=== Material to process ===

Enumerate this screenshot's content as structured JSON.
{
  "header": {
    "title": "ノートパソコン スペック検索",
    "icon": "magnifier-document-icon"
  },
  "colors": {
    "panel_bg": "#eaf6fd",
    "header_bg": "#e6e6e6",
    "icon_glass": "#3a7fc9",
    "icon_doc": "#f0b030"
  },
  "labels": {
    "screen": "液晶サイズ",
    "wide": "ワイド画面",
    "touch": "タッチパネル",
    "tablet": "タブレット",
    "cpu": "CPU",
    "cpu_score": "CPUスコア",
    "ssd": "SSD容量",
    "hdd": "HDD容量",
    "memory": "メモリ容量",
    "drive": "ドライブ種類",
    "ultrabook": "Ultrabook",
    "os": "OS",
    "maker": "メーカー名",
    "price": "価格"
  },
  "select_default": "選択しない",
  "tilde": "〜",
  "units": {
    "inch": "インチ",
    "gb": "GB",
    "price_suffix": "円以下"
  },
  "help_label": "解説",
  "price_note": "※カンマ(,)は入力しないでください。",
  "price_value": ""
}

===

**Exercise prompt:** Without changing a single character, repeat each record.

**Solution to this task:**
Enumerate this screenshot's content as structured JSON.
{
  "header": {
    "title": "ノートパソコン スペック検索",
    "icon": "magnifier-document-icon"
  },
  "colors": {
    "panel_bg": "#eaf6fd",
    "header_bg": "#e6e6e6",
    "icon_glass": "#3a7fc9",
    "icon_doc": "#f0b030"
  },
  "labels": {
    "screen": "液晶サイズ",
    "wide": "ワイド画面",
    "touch": "タッチパネル",
    "tablet": "タブレット",
    "cpu": "CPU",
    "cpu_score": "CPUスコア",
    "ssd": "SSD容量",
    "hdd": "HDD容量",
    "memory": "メモリ容量",
    "drive": "ドライブ種類",
    "ultrabook": "Ultrabook",
    "os": "OS",
    "maker": "メーカー名",
    "price": "価格"
  },
  "select_default": "選択しない",
  "tilde": "〜",
  "units": {
    "inch": "インチ",
    "gb": "GB",
    "price_suffix": "円以下"
  },
  "help_label": "解説",
  "price_note": "※カンマ(,)は入力しないでください。",
  "price_value": ""
}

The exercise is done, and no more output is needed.